Task statement » Copy the records below exactly as they appear.

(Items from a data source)
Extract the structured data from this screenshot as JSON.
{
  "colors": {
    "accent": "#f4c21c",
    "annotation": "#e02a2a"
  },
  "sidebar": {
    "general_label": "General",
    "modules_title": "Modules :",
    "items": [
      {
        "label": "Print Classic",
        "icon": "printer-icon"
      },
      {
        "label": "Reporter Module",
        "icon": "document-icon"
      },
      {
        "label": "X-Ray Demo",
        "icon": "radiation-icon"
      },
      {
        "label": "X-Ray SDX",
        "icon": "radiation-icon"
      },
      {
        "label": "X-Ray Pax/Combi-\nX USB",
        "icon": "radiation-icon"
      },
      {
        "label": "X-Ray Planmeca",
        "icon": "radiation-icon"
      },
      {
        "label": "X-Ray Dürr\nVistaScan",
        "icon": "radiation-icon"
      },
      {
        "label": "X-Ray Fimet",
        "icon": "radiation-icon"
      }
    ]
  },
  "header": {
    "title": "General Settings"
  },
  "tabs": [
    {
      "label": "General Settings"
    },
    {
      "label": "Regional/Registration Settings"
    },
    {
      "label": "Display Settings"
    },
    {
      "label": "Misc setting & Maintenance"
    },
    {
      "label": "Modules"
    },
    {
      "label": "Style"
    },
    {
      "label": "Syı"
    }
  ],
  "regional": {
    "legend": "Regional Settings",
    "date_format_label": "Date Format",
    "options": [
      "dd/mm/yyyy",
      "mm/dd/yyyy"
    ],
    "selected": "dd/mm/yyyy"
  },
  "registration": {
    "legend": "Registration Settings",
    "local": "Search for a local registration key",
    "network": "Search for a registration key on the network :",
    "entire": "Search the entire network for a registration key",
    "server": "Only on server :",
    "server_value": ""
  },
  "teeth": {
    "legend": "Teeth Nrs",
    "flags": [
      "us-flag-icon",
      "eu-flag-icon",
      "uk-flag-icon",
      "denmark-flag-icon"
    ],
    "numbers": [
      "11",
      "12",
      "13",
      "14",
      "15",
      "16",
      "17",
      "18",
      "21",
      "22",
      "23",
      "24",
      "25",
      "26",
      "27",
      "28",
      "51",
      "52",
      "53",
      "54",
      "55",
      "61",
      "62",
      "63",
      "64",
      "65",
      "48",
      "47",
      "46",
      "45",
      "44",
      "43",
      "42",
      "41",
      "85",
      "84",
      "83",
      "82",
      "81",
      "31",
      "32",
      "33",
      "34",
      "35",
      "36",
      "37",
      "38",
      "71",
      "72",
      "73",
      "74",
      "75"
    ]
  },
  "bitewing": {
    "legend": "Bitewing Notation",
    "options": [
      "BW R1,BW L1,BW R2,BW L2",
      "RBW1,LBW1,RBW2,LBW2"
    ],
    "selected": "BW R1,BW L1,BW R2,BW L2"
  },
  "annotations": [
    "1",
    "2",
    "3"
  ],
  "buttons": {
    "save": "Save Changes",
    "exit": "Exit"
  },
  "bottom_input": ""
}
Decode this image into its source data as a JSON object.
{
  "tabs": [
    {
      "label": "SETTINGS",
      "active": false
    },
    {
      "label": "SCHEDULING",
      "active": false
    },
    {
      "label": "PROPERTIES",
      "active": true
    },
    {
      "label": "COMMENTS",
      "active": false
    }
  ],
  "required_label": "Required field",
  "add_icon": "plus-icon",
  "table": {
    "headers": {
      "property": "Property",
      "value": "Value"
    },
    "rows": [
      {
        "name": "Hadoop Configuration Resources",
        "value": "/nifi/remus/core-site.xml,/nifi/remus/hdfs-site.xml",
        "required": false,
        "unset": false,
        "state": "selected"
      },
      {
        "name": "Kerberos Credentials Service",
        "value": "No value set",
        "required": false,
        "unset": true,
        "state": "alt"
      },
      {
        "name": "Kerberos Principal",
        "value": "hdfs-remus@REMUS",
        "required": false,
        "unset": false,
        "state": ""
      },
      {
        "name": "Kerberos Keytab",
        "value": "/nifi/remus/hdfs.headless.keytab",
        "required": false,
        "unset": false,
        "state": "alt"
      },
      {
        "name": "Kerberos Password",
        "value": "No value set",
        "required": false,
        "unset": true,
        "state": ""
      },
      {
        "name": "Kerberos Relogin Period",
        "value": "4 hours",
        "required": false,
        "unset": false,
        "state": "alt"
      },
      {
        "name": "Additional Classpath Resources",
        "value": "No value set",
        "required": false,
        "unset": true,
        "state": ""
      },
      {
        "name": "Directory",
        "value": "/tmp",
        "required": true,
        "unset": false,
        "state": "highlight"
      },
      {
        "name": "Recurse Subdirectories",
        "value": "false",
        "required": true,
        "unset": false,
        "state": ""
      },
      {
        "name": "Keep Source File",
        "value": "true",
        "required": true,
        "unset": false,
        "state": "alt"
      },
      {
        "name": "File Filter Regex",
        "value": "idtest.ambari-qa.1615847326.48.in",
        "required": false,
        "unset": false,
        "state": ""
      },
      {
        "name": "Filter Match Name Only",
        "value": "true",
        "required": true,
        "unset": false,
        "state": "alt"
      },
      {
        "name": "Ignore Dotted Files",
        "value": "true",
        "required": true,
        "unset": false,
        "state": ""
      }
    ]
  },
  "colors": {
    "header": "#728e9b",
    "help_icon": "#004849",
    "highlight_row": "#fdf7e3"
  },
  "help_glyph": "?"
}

Response area »
Extract the structured data from this screenshot as JSON.
{
  "colors": {
    "accent": "#f4c21c",
    "annotation": "#e02a2a"
  },
  "sidebar": {
    "general_label": "General",
    "modules_title": "Modules :",
    "items": [
      {
        "label": "Print Classic",
        "icon": "printer-icon"
      },
      {
        "label": "Reporter Module",
        "icon": "document-icon"
      },
      {
        "label": "X-Ray Demo",
        "icon": "radiation-icon"
      },
      {
        "label": "X-Ray SDX",
        "icon": "radiation-icon"
      },
      {
        "label": "X-Ray Pax/Combi-\nX USB",
        "icon": "radiation-icon"
      },
      {
        "label": "X-Ray Planmeca",
        "icon": "radiation-icon"
      },
      {
        "label": "X-Ray Dürr\nVistaScan",
        "icon": "radiation-icon"
      },
      {
        "label": "X-Ray Fimet",
        "icon": "radiation-icon"
      }
    ]
  },
  "header": {
    "title": "General Settings"
  },
  "tabs": [
    {
      "label": "General Settings"
    },
    {
      "label": "Regional/Registration Settings"
    },
    {
      "label": "Display Settings"
    },
    {
      "label": "Misc setting & Maintenance"
    },
    {
      "label": "Modules"
    },
    {
      "label": "Style"
    },
    {
      "label": "Syı"
    }
  ],
  "regional": {
    "legend": "Regional Settings",
    "date_format_label": "Date Format",
    "options": [
      "dd/mm/yyyy",
      "mm/dd/yyyy"
    ],
    "selected": "dd/mm/yyyy"
  },
  "registration": {
    "legend": "Registration Settings",
    "local": "Search for a local registration key",
    "network": "Search for a registration key on the network :",
    "entire": "Search the entire network for a registration key",
    "server": "Only on server :",
    "server_value": ""
  },
  "teeth": {
    "legend": "Teeth Nrs",
    "flags": [
      "us-flag-icon",
      "eu-flag-icon",
      "uk-flag-icon",
      "denmark-flag-icon"
    ],
    "numbers": [
      "11",
      "12",
      "13",
      "14",
      "15",
      "16",
      "17",
      "18",
      "21",
      "22",
      "23",
      "24",
      "25",
      "26",
      "27",
      "28",
      "51",
      "52",
      "53",
      "54",
      "55",
      "61",
      "62",
      "63",
      "64",
      "65",
      "48",
      "47",
      "46",
      "45",
      "44",
      "43",
      "42",
      "41",
      "85",
      "84",
      "83",
      "82",
      "81",
      "31",
      "32",
      "33",
      "34",
      "35",
      "36",
      "37",
      "38",
      "71",
      "72",
      "73",
      "74",
      "75"
    ]
  },
  "bitewing": {
    "legend": "Bitewing Notation",
    "options": [
      "BW R1,BW L1,BW R2,BW L2",
      "RBW1,LBW1,RBW2,LBW2"
    ],
    "selected": "BW R1,BW L1,BW R2,BW L2"
  },
  "annotations": [
    "1",
    "2",
    "3"
  ],
  "buttons": {
    "save": "Save Changes",
    "exit": "Exit"
  },
  "bottom_input": ""
}
Decode this image into its source data as a JSON object.
{
  "tabs": [
    {
      "label": "SETTINGS",
      "active": false
    },
    {
      "label": "SCHEDULING",
      "active": false
    },
    {
      "label": "PROPERTIES",
      "active": true
    },
    {
      "label": "COMMENTS",
      "active": false
    }
  ],
  "required_label": "Required field",
  "add_icon": "plus-icon",
  "table": {
    "headers": {
      "property": "Property",
      "value": "Value"
    },
    "rows": [
      {
        "name": "Hadoop Configuration Resources",
        "value": "/nifi/remus/core-site.xml,/nifi/remus/hdfs-site.xml",
        "required": false,
        "unset": false,
        "state": "selected"
      },
      {
        "name": "Kerberos Credentials Service",
        "value": "No value set",
        "required": false,
        "unset": true,
        "state": "alt"
      },
      {
        "name": "Kerberos Principal",
        "value": "hdfs-remus@REMUS",
        "required": false,
        "unset": false,
        "state": ""
      },
      {
        "name": "Kerberos Keytab",
        "value": "/nifi/remus/hdfs.headless.keytab",
        "required": false,
        "unset": false,
        "state": "alt"
      },
      {
        "name": "Kerberos Password",
        "value": "No value set",
        "required": false,
        "unset": true,
        "state": ""
      },
      {
        "name": "Kerberos Relogin Period",
        "value": "4 hours",
        "required": false,
        "unset": false,
        "state": "alt"
      },
      {
        "name": "Additional Classpath Resources",
        "value": "No value set",
        "required": false,
        "unset": true,
        "state": ""
      },
      {
        "name": "Directory",
        "value": "/tmp",
        "required": true,
        "unset": false,
        "state": "highlight"
      },
      {
        "name": "Recurse Subdirectories",
        "value": "false",
        "required": true,
        "unset": false,
        "state": ""
      },
      {
        "name": "Keep Source File",
        "value": "true",
        "required": true,
        "unset": false,
        "state": "alt"
      },
      {
        "name": "File Filter Regex",
        "value": "idtest.ambari-qa.1615847326.48.in",
        "required": false,
        "unset": false,
        "state": ""
      },
      {
        "name": "Filter Match Name Only",
        "value": "true",
        "required": true,
        "unset": false,
        "state": "alt"
      },
      {
        "name": "Ignore Dotted Files",
        "value": "true",
        "required": true,
        "unset": false,
        "state": ""
      }
    ]
  },
  "colors": {
    "header": "#728e9b",
    "help_icon": "#004849",
    "highlight_row": "#fdf7e3"
  },
  "help_glyph": "?"
}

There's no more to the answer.